* **Work order**:
From the entries below, gather each line containing the word "denominacion".

The data Start Marker

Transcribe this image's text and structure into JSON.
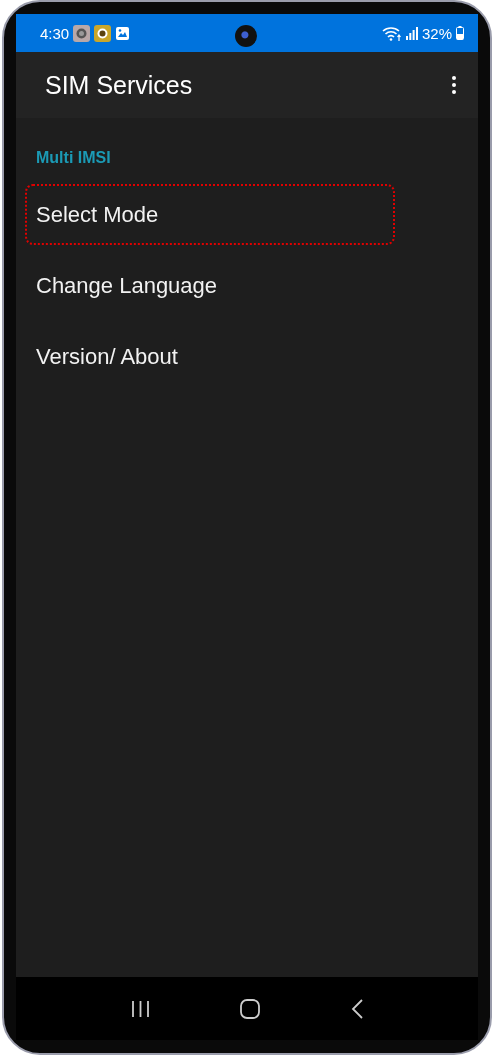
{
  "status_bar": {
    "time": "4:30",
    "battery": "32%"
  },
  "app_bar": {
    "title": "SIM Services"
  },
  "section": {
    "title": "Multi IMSI"
  },
  "items": [
    {
      "label": "Select Mode",
      "highlighted": true
    },
    {
      "label": "Change Language",
      "highlighted": false
    },
    {
      "label": "Version/ About",
      "highlighted": false
    }
  ]
}
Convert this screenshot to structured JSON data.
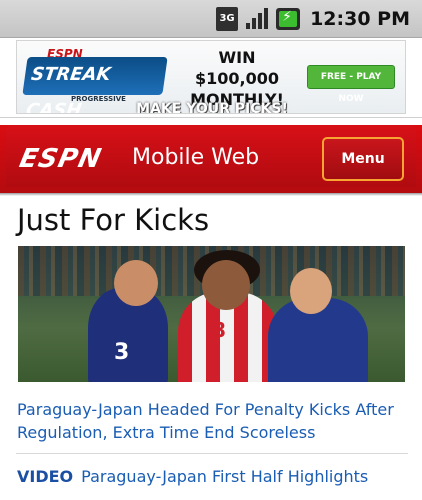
{
  "status_bar": {
    "network_label": "3G",
    "time": "12:30 PM",
    "icons": [
      "network-3g-icon",
      "signal-strength-icon",
      "battery-charging-icon"
    ]
  },
  "ad": {
    "brand_small": "ESPN",
    "logo_text": "STREAK CASH",
    "sponsor": "PROGRESSIVE",
    "headline_line1": "WIN $100,000",
    "headline_line2": "MONTHLY!",
    "cta": "FREE - PLAY NOW",
    "subline": "MAKE YOUR PICKS!"
  },
  "header": {
    "logo": "ESPN",
    "site_name": "Mobile Web",
    "menu_label": "Menu",
    "colors": {
      "header_red": "#c8101a",
      "menu_border": "#f7a432"
    }
  },
  "main": {
    "section_title": "Just For Kicks",
    "hero_image": {
      "description_icon": "soccer-match-photo",
      "jersey_numbers": [
        "3",
        "8"
      ]
    },
    "headline": "Paraguay-Japan Headed For Penalty Kicks After Regulation, Extra Time End Scoreless",
    "video_item": {
      "tag": "VIDEO",
      "title": "Paraguay-Japan First Half Highlights"
    },
    "link_color": "#1a5db3"
  }
}
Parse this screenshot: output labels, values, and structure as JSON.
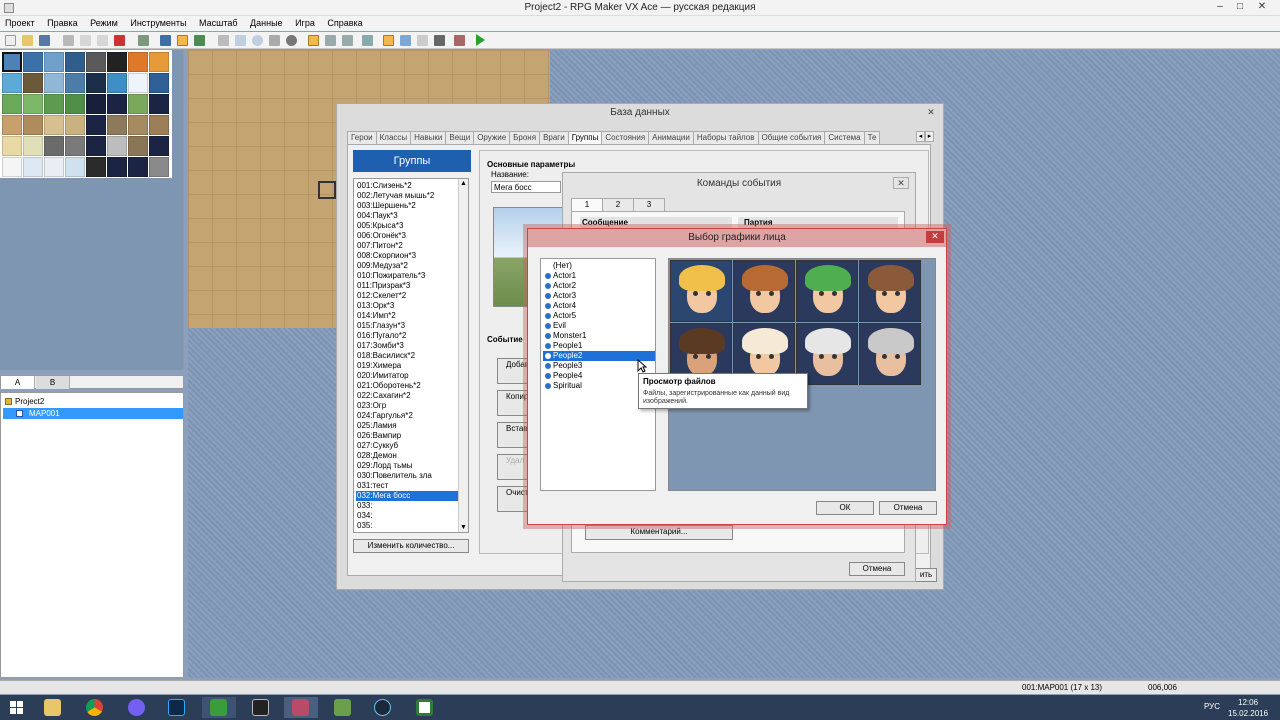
{
  "window": {
    "title": "Project2 - RPG Maker VX Ace — русская редакция",
    "minimize": "–",
    "maximize": "□",
    "close": "✕"
  },
  "menu": [
    "Проект",
    "Правка",
    "Режим",
    "Инструменты",
    "Масштаб",
    "Данные",
    "Игра",
    "Справка"
  ],
  "layer_tabs": [
    "A",
    "B"
  ],
  "tree": {
    "project": "Project2",
    "map": "MAP001"
  },
  "status": {
    "map": "001:MAP001 (17 x 13)",
    "coords": "006,006"
  },
  "taskbar": {
    "lang": "РУС",
    "time": "12:06",
    "date": "15.02.2016"
  },
  "database": {
    "title": "База данных",
    "tabs": [
      "Герои",
      "Классы",
      "Навыки",
      "Вещи",
      "Оружие",
      "Броня",
      "Враги",
      "Группы",
      "Состояния",
      "Анимации",
      "Наборы тайлов",
      "Общие события",
      "Система",
      "Те"
    ],
    "active_tab": "Группы",
    "groups_header": "Группы",
    "groups": [
      "001:Слизень*2",
      "002:Летучая мышь*2",
      "003:Шершень*2",
      "004:Паук*3",
      "005:Крыса*3",
      "006:Огонёк*3",
      "007:Питон*2",
      "008:Скорпион*3",
      "009:Медуза*2",
      "010:Пожиратель*3",
      "011:Призрак*3",
      "012:Скелет*2",
      "013:Орк*3",
      "014:Имп*2",
      "015:Глазун*3",
      "016:Пугало*2",
      "017:Зомби*3",
      "018:Василиск*2",
      "019:Химера",
      "020:Имитатор",
      "021:Оборотень*2",
      "022:Сахагин*2",
      "023:Огр",
      "024:Гаргулья*2",
      "025:Ламия",
      "026:Вампир",
      "027:Суккуб",
      "028:Демон",
      "029:Лорд тьмы",
      "030:Повелитель зла",
      "031:тест",
      "032:Мега босс",
      "033:",
      "034:",
      "035:"
    ],
    "selected_group": "032:Мега босс",
    "change_count_btn": "Изменить количество...",
    "basic_params": "Основные параметры",
    "name_label": "Название:",
    "name_value": "Мега босс",
    "event_label": "Событие",
    "side_buttons": [
      "Добав страни",
      "Копир страни",
      "Встав страни",
      "Удал страни",
      "Очист страни"
    ],
    "apply_fragment": "ить"
  },
  "event_commands": {
    "title": "Команды события",
    "tabs": [
      "1",
      "2",
      "3"
    ],
    "message_label": "Сообщение",
    "party_label": "Партия",
    "comment_btn": "Комментарий...",
    "cancel_btn": "Отмена"
  },
  "face_dialog": {
    "title": "Выбор графики лица",
    "files": [
      "(Нет)",
      "Actor1",
      "Actor2",
      "Actor3",
      "Actor4",
      "Actor5",
      "Evil",
      "Monster1",
      "People1",
      "People2",
      "People3",
      "People4",
      "Spiritual"
    ],
    "selected_file": "People2",
    "ok_btn": "ОК",
    "cancel_btn": "Отмена",
    "tooltip_title": "Просмотр файлов",
    "tooltip_desc": "Файлы, зарегистрированные как данный вид изображений."
  },
  "colors": {
    "accent": "#1e72d7",
    "dialog_border": "#c44444",
    "map_bg": "#7c93b4"
  }
}
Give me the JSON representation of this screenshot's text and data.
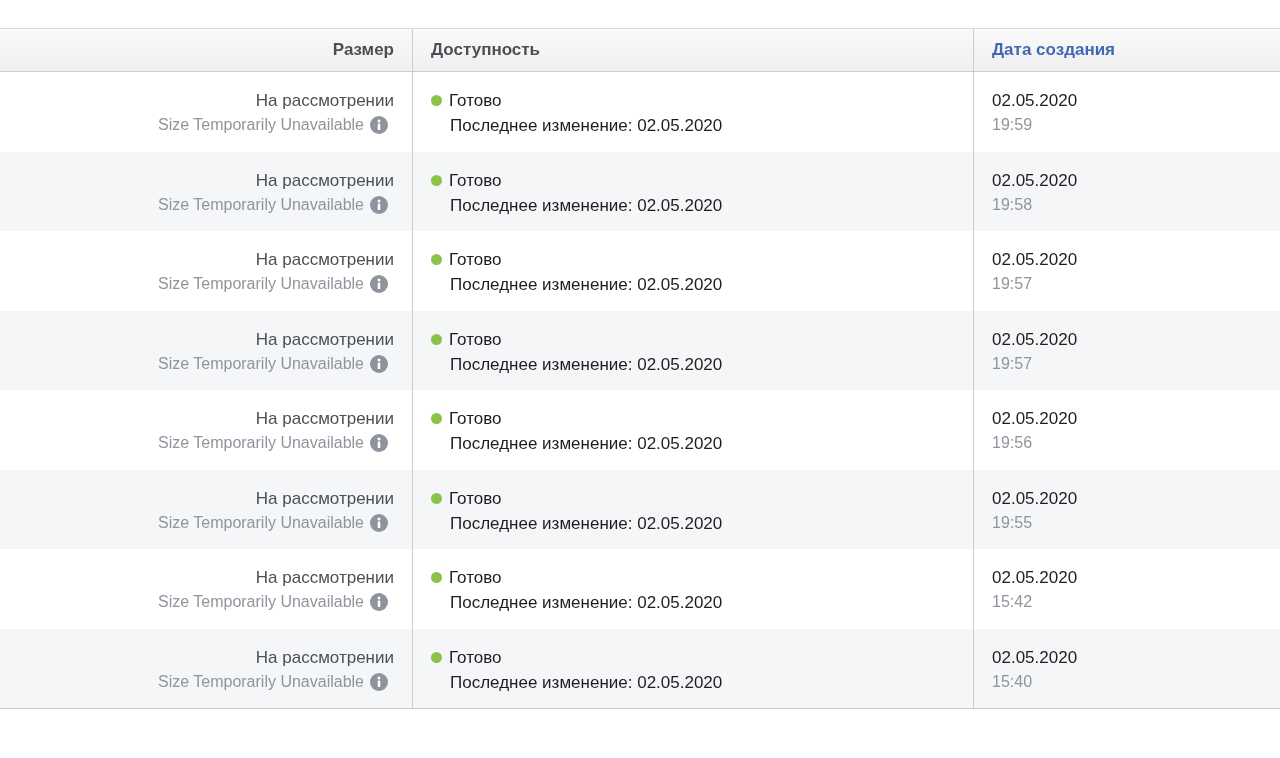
{
  "table": {
    "columns": [
      {
        "label": "Размер",
        "selected": false
      },
      {
        "label": "Доступность",
        "selected": false
      },
      {
        "label": "Дата создания",
        "selected": true
      }
    ],
    "rows": [
      {
        "size": "На рассмотрении",
        "size_note": "Size Temporarily Unavailable",
        "status": "Готово",
        "color": "#8bc34a",
        "modified": "Последнее изменение: 02.05.2020",
        "date": "02.05.2020",
        "time": "19:59"
      },
      {
        "size": "На рассмотрении",
        "size_note": "Size Temporarily Unavailable",
        "status": "Готово",
        "color": "#8bc34a",
        "modified": "Последнее изменение: 02.05.2020",
        "date": "02.05.2020",
        "time": "19:58"
      },
      {
        "size": "На рассмотрении",
        "size_note": "Size Temporarily Unavailable",
        "status": "Готово",
        "color": "#8bc34a",
        "modified": "Последнее изменение: 02.05.2020",
        "date": "02.05.2020",
        "time": "19:57"
      },
      {
        "size": "На рассмотрении",
        "size_note": "Size Temporarily Unavailable",
        "status": "Готово",
        "color": "#8bc34a",
        "modified": "Последнее изменение: 02.05.2020",
        "date": "02.05.2020",
        "time": "19:57"
      },
      {
        "size": "На рассмотрении",
        "size_note": "Size Temporarily Unavailable",
        "status": "Готово",
        "color": "#8bc34a",
        "modified": "Последнее изменение: 02.05.2020",
        "date": "02.05.2020",
        "time": "19:56"
      },
      {
        "size": "На рассмотрении",
        "size_note": "Size Temporarily Unavailable",
        "status": "Готово",
        "color": "#8bc34a",
        "modified": "Последнее изменение: 02.05.2020",
        "date": "02.05.2020",
        "time": "19:55"
      },
      {
        "size": "На рассмотрении",
        "size_note": "Size Temporarily Unavailable",
        "status": "Готово",
        "color": "#8bc34a",
        "modified": "Последнее изменение: 02.05.2020",
        "date": "02.05.2020",
        "time": "15:42"
      },
      {
        "size": "На рассмотрении",
        "size_note": "Size Temporarily Unavailable",
        "status": "Готово",
        "color": "#8bc34a",
        "modified": "Последнее изменение: 02.05.2020",
        "date": "02.05.2020",
        "time": "15:40"
      }
    ]
  }
}
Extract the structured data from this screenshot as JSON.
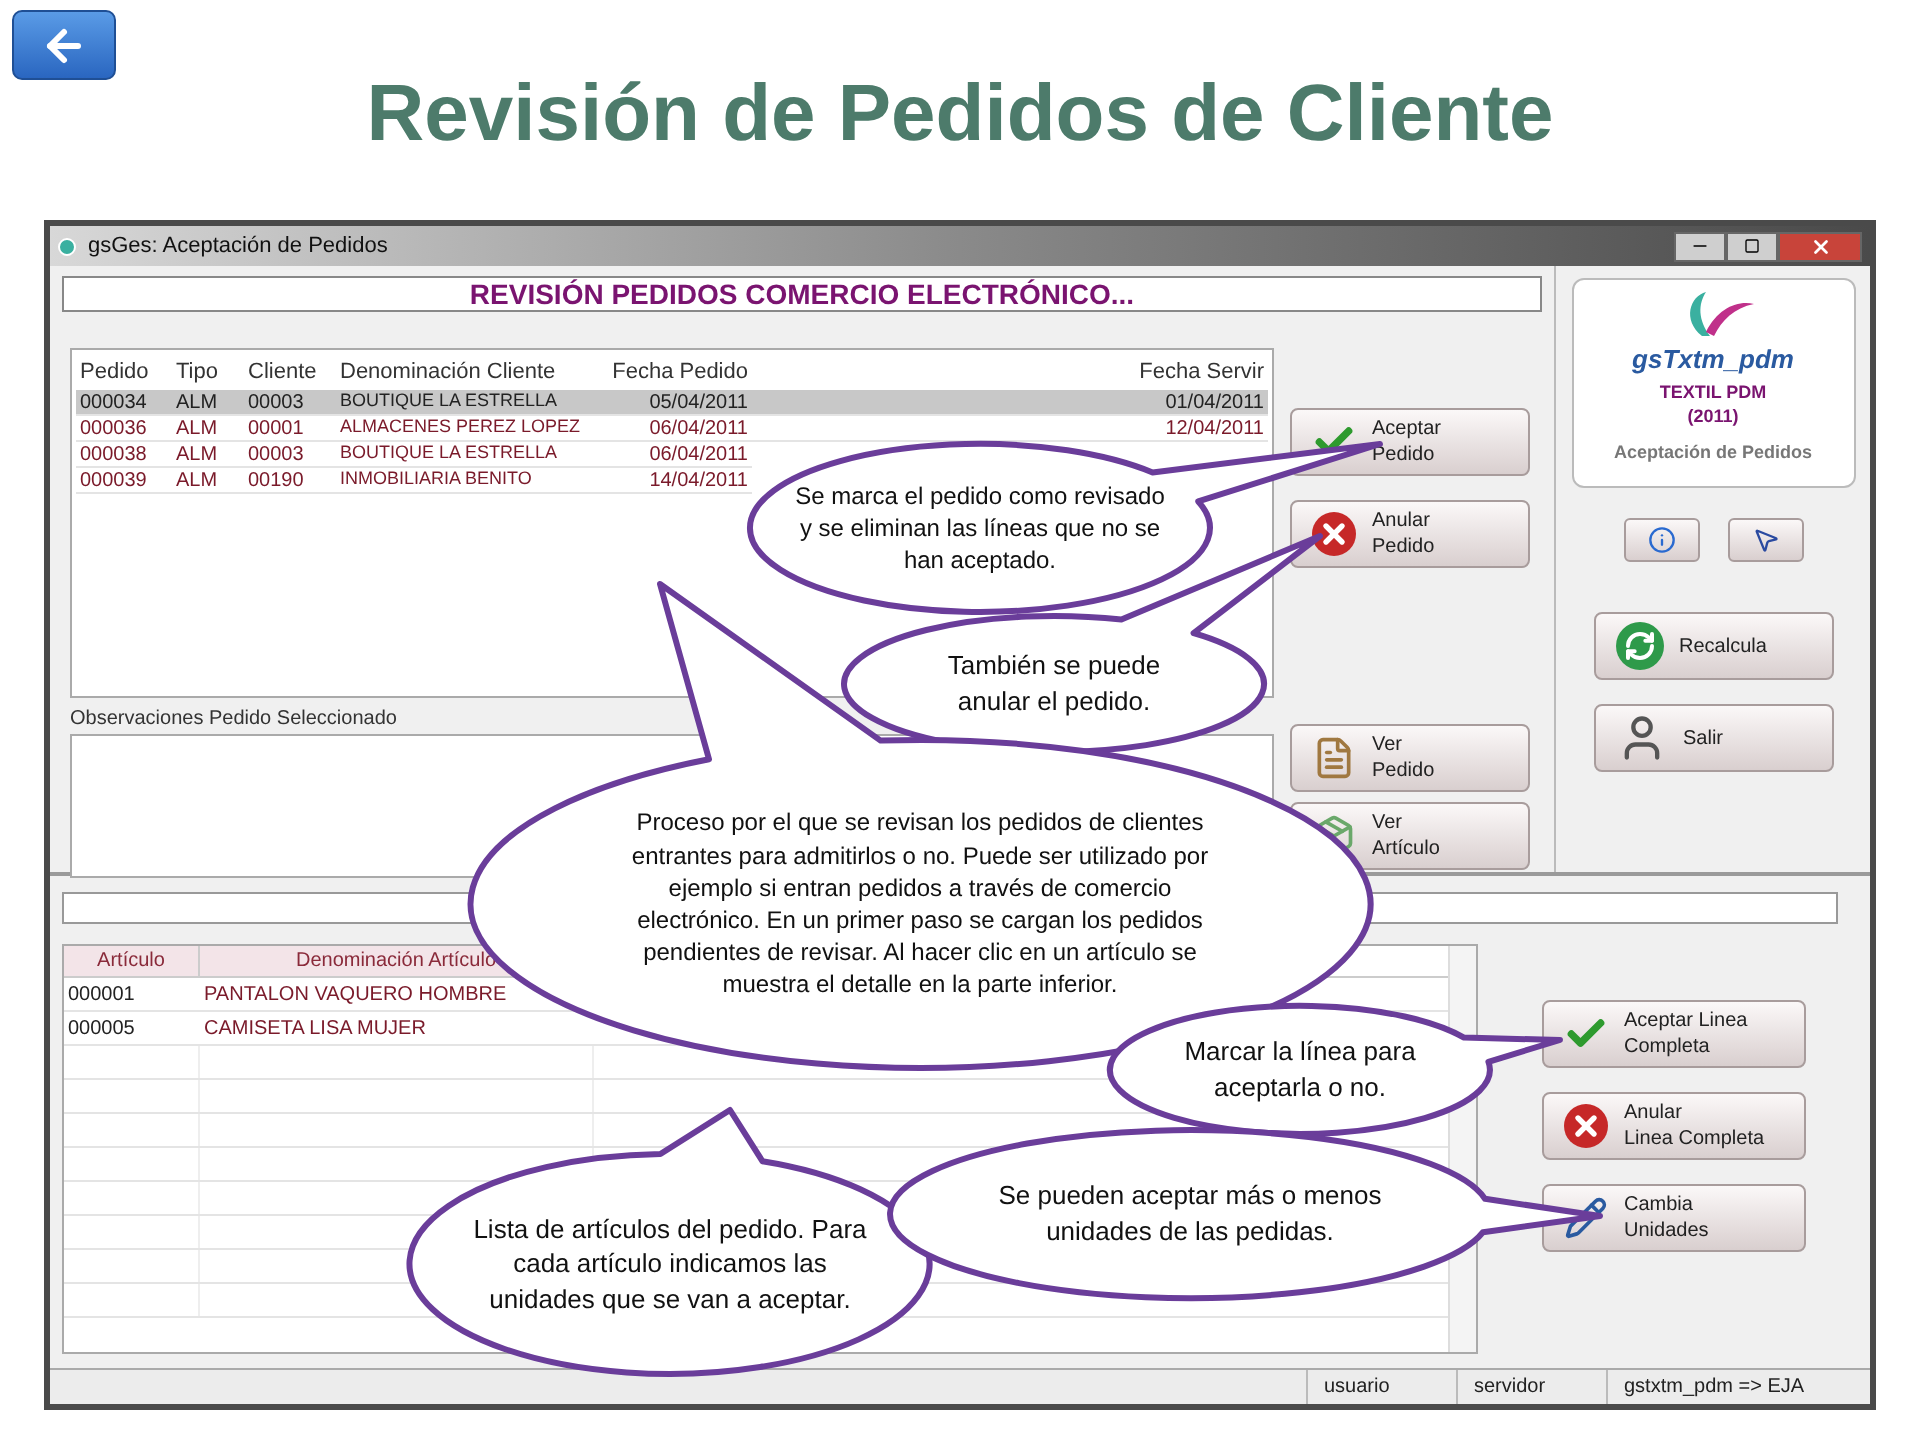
{
  "title": "Revisión de Pedidos de Cliente",
  "window": {
    "title": "gsGes: Aceptación de Pedidos"
  },
  "header_banner": "REVISIÓN PEDIDOS COMERCIO ELECTRÓNICO...",
  "orders_table": {
    "columns": {
      "pedido": "Pedido",
      "tipo": "Tipo",
      "cliente": "Cliente",
      "denominacion": "Denominación Cliente",
      "fecha_pedido": "Fecha Pedido",
      "fecha_servir": "Fecha Servir"
    },
    "rows": [
      {
        "pedido": "000034",
        "tipo": "ALM",
        "cliente": "00003",
        "denominacion": "BOUTIQUE LA ESTRELLA",
        "fecha_pedido": "05/04/2011",
        "fecha_servir": "01/04/2011",
        "selected": true
      },
      {
        "pedido": "000036",
        "tipo": "ALM",
        "cliente": "00001",
        "denominacion": "ALMACENES PEREZ LOPEZ",
        "fecha_pedido": "06/04/2011",
        "fecha_servir": "12/04/2011",
        "selected": false
      },
      {
        "pedido": "000038",
        "tipo": "ALM",
        "cliente": "00003",
        "denominacion": "BOUTIQUE LA ESTRELLA",
        "fecha_pedido": "06/04/2011",
        "selected": false
      },
      {
        "pedido": "000039",
        "tipo": "ALM",
        "cliente": "00190",
        "denominacion": "INMOBILIARIA BENITO",
        "fecha_pedido": "14/04/2011",
        "selected": false
      }
    ]
  },
  "order_buttons": [
    {
      "kind": "accept",
      "lines": [
        "Aceptar",
        "Pedido"
      ]
    },
    {
      "kind": "cancel",
      "lines": [
        "Anular",
        "Pedido"
      ]
    },
    {
      "kind": "view_order",
      "lines": [
        "Ver",
        "Pedido"
      ]
    },
    {
      "kind": "view_item",
      "lines": [
        "Ver",
        "Artículo"
      ]
    }
  ],
  "observations": {
    "label": "Observaciones Pedido Seleccionado"
  },
  "side_panel": {
    "logo": {
      "name": "gsTxtm_pdm",
      "company": "TEXTIL PDM",
      "year": "(2011)",
      "caption": "Aceptación de Pedidos"
    },
    "buttons": [
      {
        "kind": "recalc",
        "label": "Recalcula"
      },
      {
        "kind": "exit",
        "label": "Salir"
      }
    ]
  },
  "articles_table": {
    "columns": {
      "articulo": "Artículo",
      "denominacion": "Denominación Artículo"
    },
    "rows": [
      {
        "articulo": "000001",
        "denominacion": "PANTALON VAQUERO HOMBRE"
      },
      {
        "articulo": "000005",
        "denominacion": "CAMISETA LISA MUJER"
      }
    ]
  },
  "line_buttons": [
    {
      "kind": "accept",
      "lines": [
        "Aceptar Linea",
        "Completa"
      ]
    },
    {
      "kind": "cancel",
      "lines": [
        "Anular",
        "Linea Completa"
      ]
    },
    {
      "kind": "units",
      "lines": [
        "Cambia",
        "Unidades"
      ]
    }
  ],
  "status_bar": [
    "usuario",
    "servidor",
    "gstxtm_pdm => EJA"
  ],
  "callouts": [
    {
      "text": "Se marca el pedido como revisado y se eliminan las líneas que no se han aceptado."
    },
    {
      "text": "También se puede anular el pedido."
    },
    {
      "text": "Proceso por el que se revisan los pedidos de clientes entrantes para admitirlos o no. Puede ser utilizado por ejemplo si entran pedidos a través de comercio electrónico. En un primer paso se cargan los pedidos pendientes de revisar. Al hacer clic en un artículo se muestra el detalle en la parte inferior."
    },
    {
      "text": "Marcar la línea para aceptarla o no."
    },
    {
      "text": "Lista de artículos del pedido. Para cada artículo indicamos las unidades que se van a aceptar."
    },
    {
      "text": "Se pueden aceptar más o menos unidades de las pedidas."
    }
  ]
}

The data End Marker

* **Written response**:
      "denominacion": "Denominación Cliente",
        "denominacion": "BOUTIQUE LA ESTRELLA",
        "denominacion": "ALMACENES PEREZ LOPEZ",
        "denominacion": "BOUTIQUE LA ESTRELLA",
        "denominacion": "INMOBILIARIA BENITO",
      "denominacion": "Denominación Artículo"
        "denominacion": "PANTALON VAQUERO HOMBRE"
        "denominacion": "CAMISETA LISA MUJER"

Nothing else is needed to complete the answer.